Coming home feels different now. Every time I shove open the (old, warped and always stuck) front door I know I’ll be greeted by the patter of paws on wooden flooring as Houdini runs over to say hello. Knowing that someone is waiting makes returning to this dingy flat feel so much better, rather than a reminder of how this is all we can afford in a staggeringly expensive city; this flat – more like student accommodation than I would care to admit – is now much more of a home.
It’s also got easier to cut through the bullshit. A kitten crawling all over the keyboard? Well, do you really need to refresh Facebook for those updates? Will a new idea for a pitch really come faster if you’re clicking aimlessly through your multiple tabs? I’ve found myself taking more breaks from the screen, taking more time out just to enjoy the moment – even if the moment involves waving a cat wand about so Houdini can practice his pouncing skills. And as it turns out, that was time I needed away from everything, from depressing social media updates to even-more-depressing online bank statements, to take a deep breath and keep myself from burning out.
I used to worry all the time about money, about job prospects, about future calamities real and imagined.

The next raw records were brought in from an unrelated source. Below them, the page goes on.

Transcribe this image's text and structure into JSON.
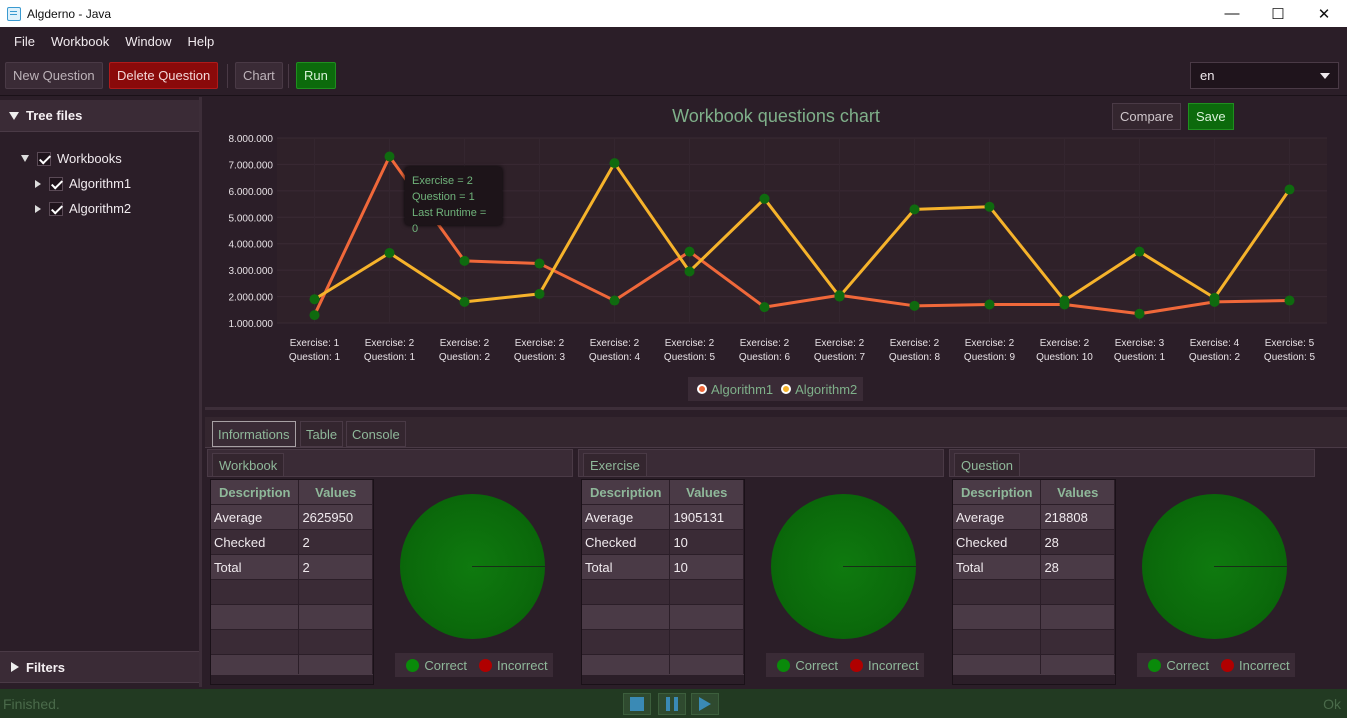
{
  "window": {
    "title": "Algderno - Java",
    "min": "—",
    "max": "☐",
    "close": "✕"
  },
  "menu": {
    "file": "File",
    "workbook": "Workbook",
    "window": "Window",
    "help": "Help"
  },
  "toolbar": {
    "new_question": "New Question",
    "delete_question": "Delete Question",
    "chart": "Chart",
    "run": "Run",
    "language": "en"
  },
  "tree": {
    "header": "Tree files",
    "root": "Workbooks",
    "items": [
      "Algorithm1",
      "Algorithm2"
    ],
    "filters": "Filters"
  },
  "chart_header": {
    "title": "Workbook questions chart",
    "compare": "Compare",
    "save": "Save"
  },
  "tooltip": {
    "line1": "Exercise = 2",
    "line2": "Question = 1",
    "line3": "Last Runtime = 0"
  },
  "chart_data": {
    "type": "line",
    "title": "Workbook questions chart",
    "categories": [
      "Exercise: 1 Question: 1",
      "Exercise: 2 Question: 1",
      "Exercise: 2 Question: 2",
      "Exercise: 2 Question: 3",
      "Exercise: 2 Question: 4",
      "Exercise: 2 Question: 5",
      "Exercise: 2 Question: 6",
      "Exercise: 2 Question: 7",
      "Exercise: 2 Question: 8",
      "Exercise: 2 Question: 9",
      "Exercise: 2 Question: 10",
      "Exercise: 3 Question: 1",
      "Exercise: 4 Question: 2",
      "Exercise: 5 Question: 5"
    ],
    "yticks": [
      "1.000.000",
      "2.000.000",
      "3.000.000",
      "4.000.000",
      "5.000.000",
      "6.000.000",
      "7.000.000",
      "8.000.000"
    ],
    "ylim": [
      1000000,
      8000000
    ],
    "series": [
      {
        "name": "Algorithm1",
        "color": "#f0683a",
        "values": [
          1300000,
          7300000,
          3350000,
          3250000,
          1850000,
          3700000,
          1600000,
          2050000,
          1650000,
          1700000,
          1700000,
          1350000,
          1800000,
          1850000
        ]
      },
      {
        "name": "Algorithm2",
        "color": "#f6b32b",
        "values": [
          1900000,
          3650000,
          1800000,
          2100000,
          7050000,
          2950000,
          5700000,
          2000000,
          5300000,
          5400000,
          1850000,
          3700000,
          1950000,
          6050000
        ]
      }
    ],
    "legend_position": "bottom"
  },
  "tabs": [
    "Informations",
    "Table",
    "Console"
  ],
  "table_headers": {
    "description": "Description",
    "values": "Values"
  },
  "pie_legend": {
    "correct": "Correct",
    "incorrect": "Incorrect"
  },
  "sections": [
    {
      "title": "Workbook",
      "rows": [
        [
          "Average",
          "2625950"
        ],
        [
          "Checked",
          "2"
        ],
        [
          "Total",
          "2"
        ]
      ],
      "correct_fraction": 1
    },
    {
      "title": "Exercise",
      "rows": [
        [
          "Average",
          "1905131"
        ],
        [
          "Checked",
          "10"
        ],
        [
          "Total",
          "10"
        ]
      ],
      "correct_fraction": 1
    },
    {
      "title": "Question",
      "rows": [
        [
          "Average",
          "218808"
        ],
        [
          "Checked",
          "28"
        ],
        [
          "Total",
          "28"
        ]
      ],
      "correct_fraction": 1
    }
  ],
  "status": {
    "left": "Finished.",
    "right": "Ok"
  },
  "colors": {
    "correct": "#0a8a0a",
    "incorrect": "#b00000",
    "point": "#0f6a0f"
  }
}
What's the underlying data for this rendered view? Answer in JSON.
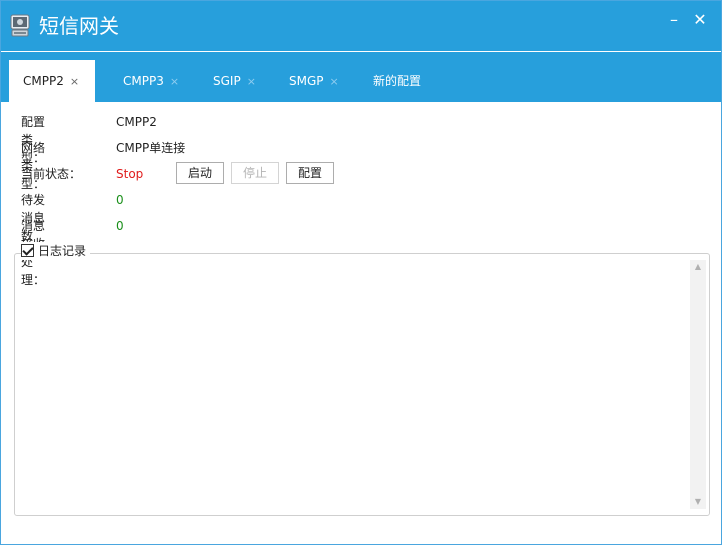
{
  "window": {
    "title": "短信网关"
  },
  "tabs": [
    {
      "label": "CMPP2",
      "active": true
    },
    {
      "label": "CMPP3",
      "active": false
    },
    {
      "label": "SGIP",
      "active": false
    },
    {
      "label": "SMGP",
      "active": false
    },
    {
      "label": "新的配置",
      "active": false
    }
  ],
  "tab_close_glyph": "×",
  "fields": {
    "config_type": {
      "label": "配置类型：",
      "value": "CMPP2"
    },
    "network_type": {
      "label": "网络类型：",
      "value": "CMPP单连接"
    },
    "status": {
      "label": "当前状态：",
      "value": "Stop"
    },
    "pending": {
      "label": "待发消息数量：",
      "value": "0"
    },
    "received": {
      "label": "消息接收处理：",
      "value": "0"
    }
  },
  "buttons": {
    "start": "启动",
    "stop": "停止",
    "config": "配置"
  },
  "log": {
    "label": "日志记录",
    "checked": true
  },
  "colors": {
    "titlebar": "#279fdc",
    "status_stop": "#e01b1b",
    "count": "#1a8f1a"
  },
  "icons": [
    "app-icon",
    "minimize-icon",
    "close-icon",
    "tab-close-icon",
    "checkbox-icon"
  ]
}
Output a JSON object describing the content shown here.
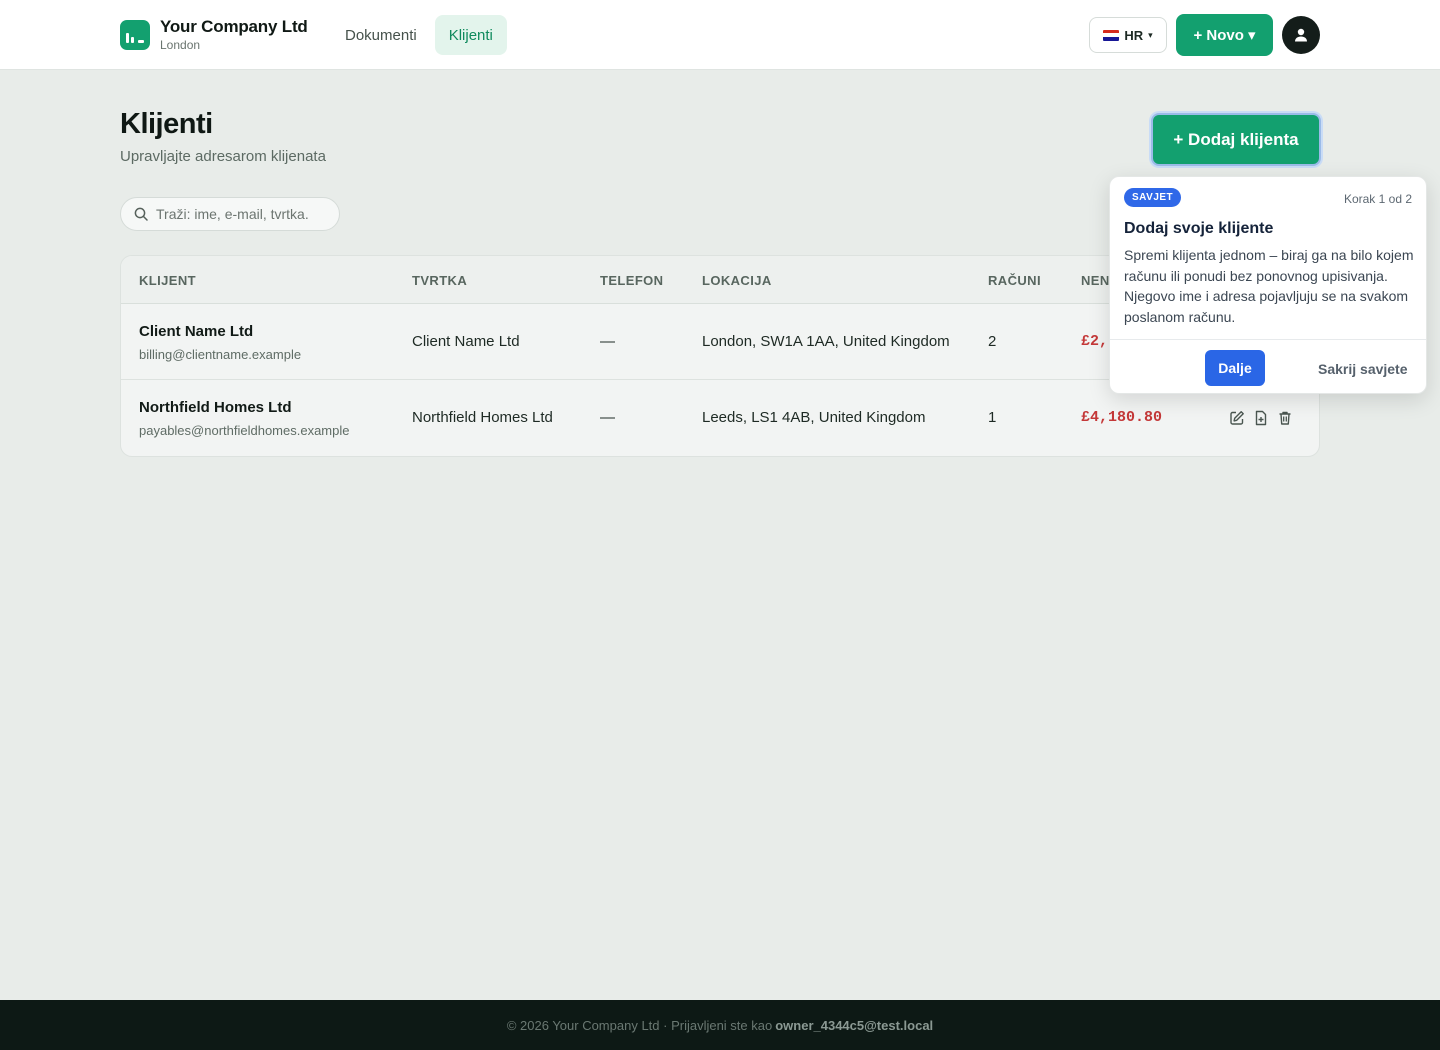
{
  "header": {
    "company_name": "Your Company Ltd",
    "company_city": "London",
    "nav": [
      {
        "label": "Dokumenti",
        "active": false
      },
      {
        "label": "Klijenti",
        "active": true
      }
    ],
    "language": "HR",
    "new_button": "+ Novo ▾"
  },
  "page": {
    "title": "Klijenti",
    "subtitle": "Upravljajte adresarom klijenata",
    "add_button": "+ Dodaj klijenta"
  },
  "search": {
    "placeholder": "Traži: ime, e-mail, tvrtka."
  },
  "table": {
    "columns": [
      "KLIJENT",
      "TVRTKA",
      "TELEFON",
      "LOKACIJA",
      "RAČUNI",
      "NEN"
    ],
    "rows": [
      {
        "name": "Client Name Ltd",
        "email": "billing@clientname.example",
        "company": "Client Name Ltd",
        "phone": "—",
        "location": "London, SW1A 1AA, United Kingdom",
        "invoices": "2",
        "unpaid": "£2,"
      },
      {
        "name": "Northfield Homes Ltd",
        "email": "payables@northfieldhomes.example",
        "company": "Northfield Homes Ltd",
        "phone": "—",
        "location": "Leeds, LS1 4AB, United Kingdom",
        "invoices": "1",
        "unpaid": "£4,180.80"
      }
    ]
  },
  "tip": {
    "badge": "SAVJET",
    "step": "Korak 1 od 2",
    "title": "Dodaj svoje klijente",
    "body": "Spremi klijenta jednom – biraj ga na bilo kojem računu ili ponudi bez ponovnog upisivanja. Njegovo ime i adresa pojavljuju se na svakom poslanom računu.",
    "next": "Dalje",
    "hide": "Sakrij savjete"
  },
  "footer": {
    "text": "© 2026 Your Company Ltd · Prijavljeni ste kao",
    "user": "owner_4344c5@test.local"
  },
  "colors": {
    "brand_green": "#13a06f",
    "accent_blue": "#2a66e6",
    "amount_red": "#c43838",
    "footer_bg": "#0d1915"
  }
}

I used to feel frustrated that every teacher I’d known emphasised hard work and determination – ‘meritocracy’, as we call it in Singapore – but no one told me about capitalism, a system in which hard work is often rewarded by overtime and underpayment. I used to get worn out, feeling like freelancing as a writer was about as effective (and profitable) as banging my head against a brick wall.
Calum will tell you that I still worry about all these things, that I still feel frustrated and lost and that there are (many) days when I simply can’t be bothered to leave the house. But I’ve also got better at recognising little victories: waking up on a lazy Sunday afternoon to find myself snugly sandwiched between my husband and my cat because we’ve all fallen asleep on the same pillow, and feeling completely satisfied with my place in the world. Watching Houdini tuck into his food and feeling some small sense of pride for being able to provide. Having a kitten sit on my chest while I’m sprawled on the sofa reading a book, and knowing that no matter how many pitch rejections I get, at least one creature in the world thinks I’m awesome.
I’m 27 years old this year and adult life feels nothing like we were told it would be when we were in school. At this point in life our parents had homes – paid for through mortgages they could actually afford – and children and stability from knowing they weren’t going to have to leave the country because of visas or the lack of employment opportunities.
What we have is a paycheque-to-paycheque lifestyle in a flat that costs what is, on a quiet month, almost my entire income, and work in an industry that is more interested in clickbait than the urgent social justice issues that drew us to the job in the first place. In a global climate where developed nations all over the world are freaking out about immigration, my transnational marriage trembles in the hands of human resource and immigration officials reviewing tedious paperwork and painstakingly-filled forms. It’s the part of being a “millennial” that they don’t tell you about.
But we have a cat. He’s a small cat, all black with a white patch on his belly, eyes turning from blue to green to yellow. He climbs chairs like a monkey and chases his tail. He runs ahead and hides behind doors, just so he can pounce on you and give you a ‘surprise’ (you better act like it’s a surprise) when you enter the room.
I don’t know whether I’ll ever be an established, award-winning journalist. I don’t think my parents will be nominating me for Daughter of the Year any time soon. I’m pretty sure I’m not the best wife in the world, and I’m not totally confident I know how to be one. But I have a cat I know how to love, and he doesn’t have to but follows me from room to room like a shadow on a sugar-high. And just like how he himself was forced out of a drainpipe from which he was too bewildered to emerge, this small, cheeky thing was the one thing that pushed me out of my funk.